Both votes are sufficient to achieve two-thirds majorities needed to override a veto. Democrats control both houses. Mr. Murphy is a Democrat as is Stephen Sweeney, the Senate president, with whom Mr. Murphy has clashed on issues such as raising taxes, the state budget, the state pension system, health benefits and emergency aid for the homeless.

The bill would place certain restrictions on the division of investment, which manages investments for the New Jersey Pension Fund, covering domestic equity investments in private equity, private real estate and private infrastructure in which the division of investment holds more than a 50% interest.

The bill "prohibits the division from approving any investment that has the potential to eliminate public-sector jobs, would pose a reputational risk to the state-administered retirement systems, or could bring public or regulatory scrutiny to the retirement systems," a legislative report describing the bill said.

"With respect to long-term operations financed by the division's investments, operators must make a good-faith effort to secure an agreement with a bona fide labor organization requesting to enter into such an agreement solely with respect to such operations in which the labor organization agrees not to strike, picket, boycott or take economic action against the operations for the duration of the investment," the report said.

"A bona fide labor organization is one which is a member of either the AFL-CIO or Change to Win, and has at least 100 collective bargaining agreements or 50,000 members in the same industry as the long-term operations," the report said.

Mr. Murphy's veto message said the bill "could undermine certain investment strategies that have been successfully utilized by the division to reduce fees and increase returns."

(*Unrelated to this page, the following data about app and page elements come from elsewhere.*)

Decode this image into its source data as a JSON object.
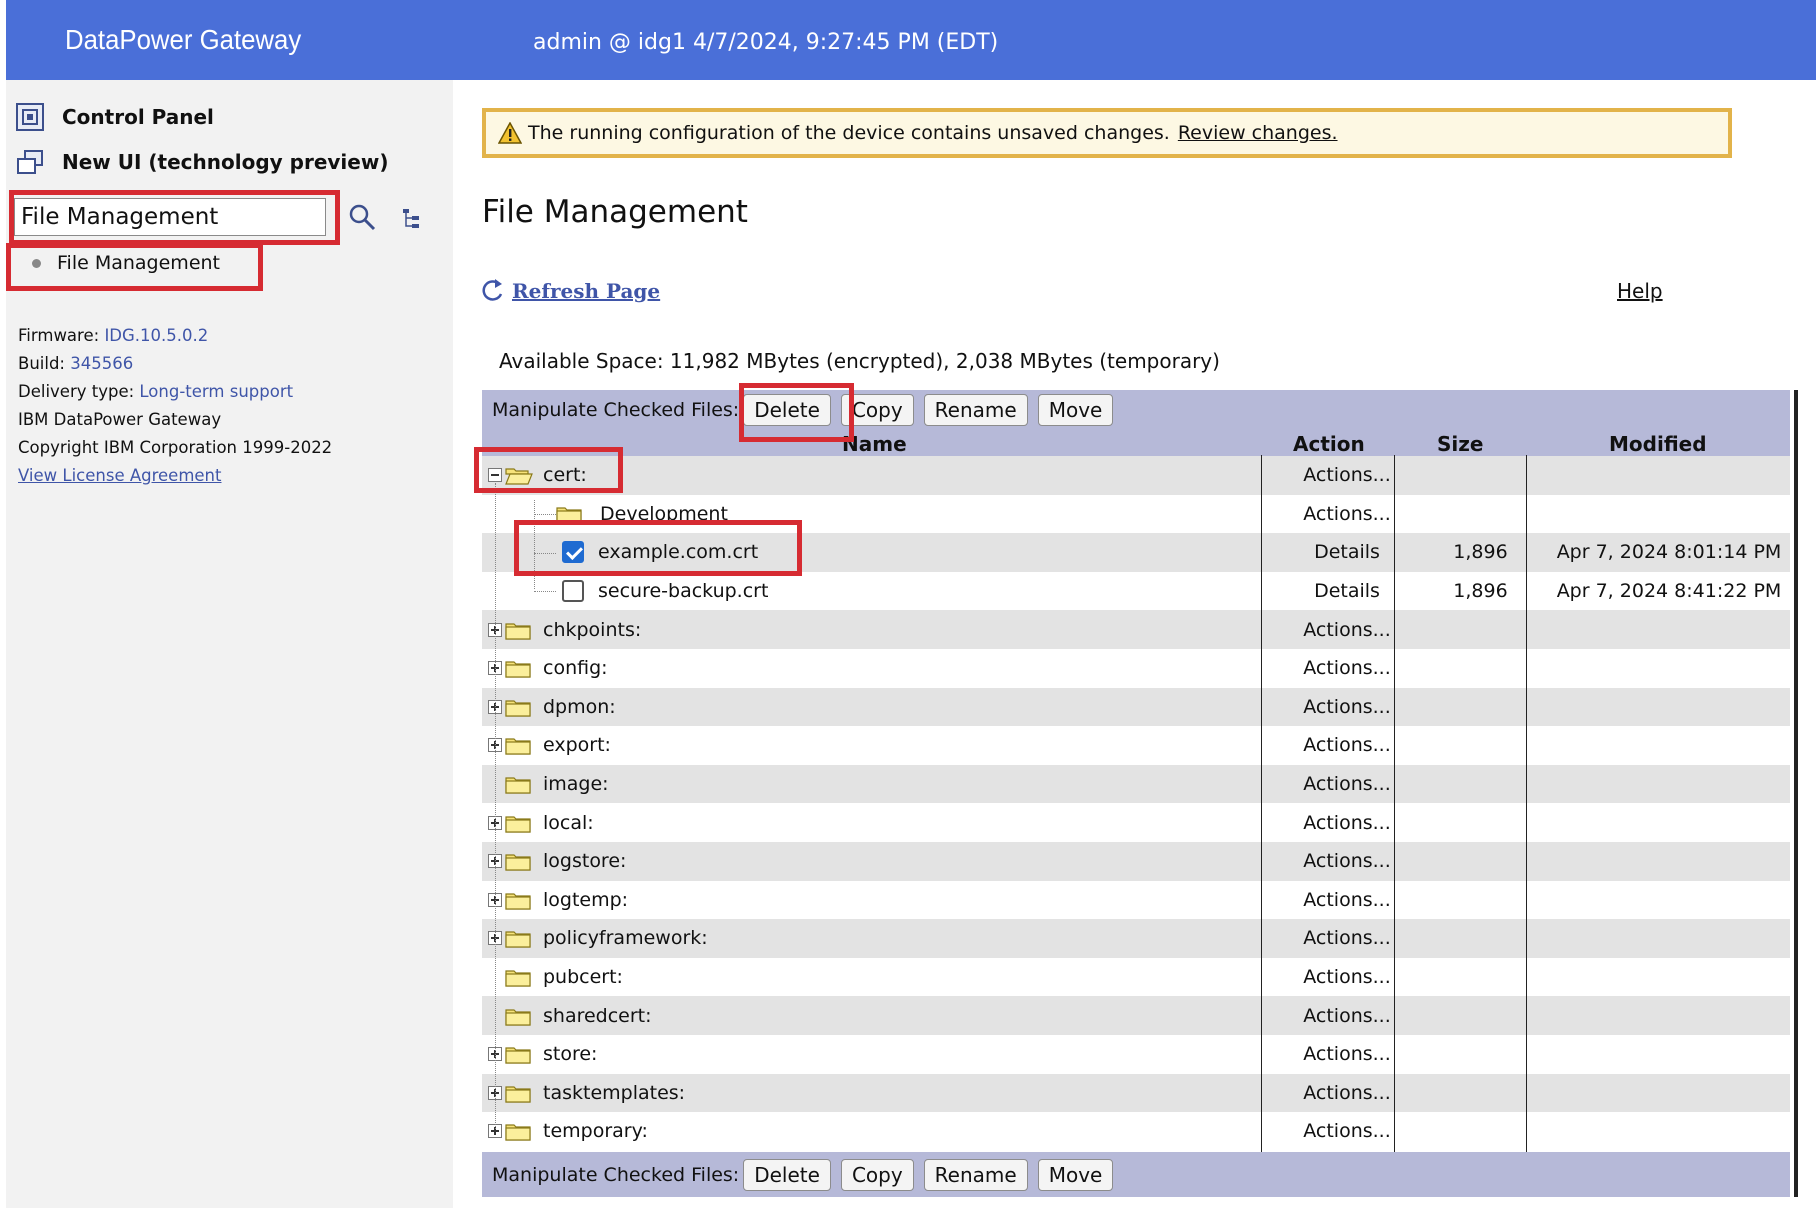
{
  "header": {
    "app_title": "DataPower Gateway",
    "session": "admin @ idg1 4/7/2024, 9:27:45 PM (EDT)",
    "bg_color": "#4a6fd8"
  },
  "sidebar": {
    "nav": [
      {
        "label": "Control Panel",
        "icon": "control-panel-icon"
      },
      {
        "label": "New UI (technology preview)",
        "icon": "new-ui-icon"
      }
    ],
    "search_value": "File Management",
    "search_results": [
      "File Management"
    ],
    "info": {
      "firmware_label": "Firmware:",
      "firmware_value": "IDG.10.5.0.2",
      "build_label": "Build:",
      "build_value": "345566",
      "delivery_label": "Delivery type:",
      "delivery_value": "Long-term support",
      "product": "IBM DataPower Gateway",
      "copyright": "Copyright IBM Corporation 1999-2022",
      "license_link": "View License Agreement"
    }
  },
  "warning": {
    "text": "The running configuration of the device contains unsaved changes.",
    "link": "Review changes."
  },
  "page_title": "File Management",
  "refresh_label": "Refresh Page",
  "help_label": "Help",
  "available_space": "Available Space: 11,982 MBytes (encrypted), 2,038 MBytes (temporary)",
  "toolbar": {
    "label": "Manipulate Checked Files:",
    "buttons": [
      "Delete",
      "Copy",
      "Rename",
      "Move"
    ]
  },
  "columns": [
    "Name",
    "Action",
    "Size",
    "Modified"
  ],
  "rows": [
    {
      "name": "cert:",
      "type": "folder-open",
      "expander": "minus",
      "action": "Actions...",
      "size": "",
      "modified": ""
    },
    {
      "name": "Development",
      "type": "folder-child",
      "expander": "",
      "action": "Actions...",
      "size": "",
      "modified": ""
    },
    {
      "name": "example.com.crt",
      "type": "file",
      "checked": true,
      "action": "Details",
      "size": "1,896",
      "modified": "Apr 7, 2024 8:01:14 PM"
    },
    {
      "name": "secure-backup.crt",
      "type": "file",
      "checked": false,
      "action": "Details",
      "size": "1,896",
      "modified": "Apr 7, 2024 8:41:22 PM"
    },
    {
      "name": "chkpoints:",
      "type": "folder",
      "expander": "plus",
      "action": "Actions...",
      "size": "",
      "modified": ""
    },
    {
      "name": "config:",
      "type": "folder",
      "expander": "plus",
      "action": "Actions...",
      "size": "",
      "modified": ""
    },
    {
      "name": "dpmon:",
      "type": "folder",
      "expander": "plus",
      "action": "Actions...",
      "size": "",
      "modified": ""
    },
    {
      "name": "export:",
      "type": "folder",
      "expander": "plus",
      "action": "Actions...",
      "size": "",
      "modified": ""
    },
    {
      "name": "image:",
      "type": "folder",
      "expander": "",
      "action": "Actions...",
      "size": "",
      "modified": ""
    },
    {
      "name": "local:",
      "type": "folder",
      "expander": "plus",
      "action": "Actions...",
      "size": "",
      "modified": ""
    },
    {
      "name": "logstore:",
      "type": "folder",
      "expander": "plus",
      "action": "Actions...",
      "size": "",
      "modified": ""
    },
    {
      "name": "logtemp:",
      "type": "folder",
      "expander": "plus",
      "action": "Actions...",
      "size": "",
      "modified": ""
    },
    {
      "name": "policyframework:",
      "type": "folder",
      "expander": "plus",
      "action": "Actions...",
      "size": "",
      "modified": ""
    },
    {
      "name": "pubcert:",
      "type": "folder",
      "expander": "",
      "action": "Actions...",
      "size": "",
      "modified": ""
    },
    {
      "name": "sharedcert:",
      "type": "folder",
      "expander": "",
      "action": "Actions...",
      "size": "",
      "modified": ""
    },
    {
      "name": "store:",
      "type": "folder",
      "expander": "plus",
      "action": "Actions...",
      "size": "",
      "modified": ""
    },
    {
      "name": "tasktemplates:",
      "type": "folder",
      "expander": "plus",
      "action": "Actions...",
      "size": "",
      "modified": ""
    },
    {
      "name": "temporary:",
      "type": "folder",
      "expander": "plus",
      "action": "Actions...",
      "size": "",
      "modified": ""
    }
  ],
  "highlight_color": "#d62b32"
}
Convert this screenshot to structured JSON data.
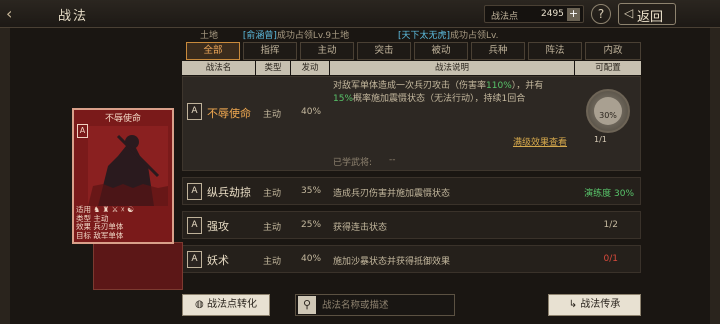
{
  "topbar": {
    "title": "战法",
    "points_label": "战法点",
    "points_value": "2495",
    "plus_label": "+",
    "help_label": "?",
    "return_label": "返回"
  },
  "info": {
    "left_tail": "土地",
    "left_name": "[俞涵曾]",
    "left_text": "成功占领Lv.9土地",
    "right_name": "[天下太无虎]",
    "right_text": "成功占领Lv."
  },
  "tabs": [
    "全部",
    "指挥",
    "主动",
    "突击",
    "被动",
    "兵种",
    "阵法",
    "内政"
  ],
  "header": [
    "战法名",
    "类型",
    "发动",
    "战法说明",
    "可配置"
  ],
  "selected_skill": {
    "badge": "A",
    "name": "不辱使命",
    "type": "主动",
    "rate": "40%",
    "desc_1": "对敌军单体造成一次兵刃攻击（伤害率",
    "desc_pct1": "110%",
    "desc_2": "），并有",
    "desc_pct2": "15%",
    "desc_3": "概率施加震慑状态（无法行动），持续1回合",
    "upgrade_link": "满级效果查看",
    "learned_label": "已学武将:",
    "learned_value": "--",
    "dial_pct": "30%",
    "dial_count": "1/1"
  },
  "skills": [
    {
      "badge": "A",
      "name": "纵兵劫掠",
      "type": "主动",
      "rate": "35%",
      "desc": "造成兵刃伤害并施加震慑状态",
      "rest": "演练度 30%"
    },
    {
      "badge": "A",
      "name": "强攻",
      "type": "主动",
      "rate": "25%",
      "desc": "获得连击状态",
      "rest": "1/2"
    },
    {
      "badge": "A",
      "name": "妖术",
      "type": "主动",
      "rate": "40%",
      "desc": "施加沙暴状态并获得抵御效果",
      "rest": "0/1"
    }
  ],
  "card": {
    "title": "不辱使命",
    "badge": "A",
    "info_label_1": "适用",
    "info_label_2": "类型",
    "info_value_2": "主动",
    "info_label_3": "效果",
    "info_value_3": "兵刃单体",
    "info_label_4": "目标",
    "info_value_4": "敌军单体"
  },
  "bottom": {
    "convert_label": "战法点转化",
    "search_placeholder": "战法名称或描述",
    "inherit_label": "战法传承"
  },
  "colors": {
    "accent_orange": "#f0a850",
    "link_gold": "#d6a94c",
    "ok_green": "#58c46a",
    "warn_red": "#d94a3c",
    "card_red": "#7a1a1a"
  }
}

Many of the New Jersey Pension Fund's recent investments in real estate have been via separate accounts, in which the division of investment owned more than 50%, he said.

"In one recent example, the use of a separate account is expected to save the division approximately $39 million in fees over the life of the $300 million commitment," Mr. Murphy said. "This bill could significantly reduce the division's ability to take advantage of the savings opportunities available through this and similar investment structures."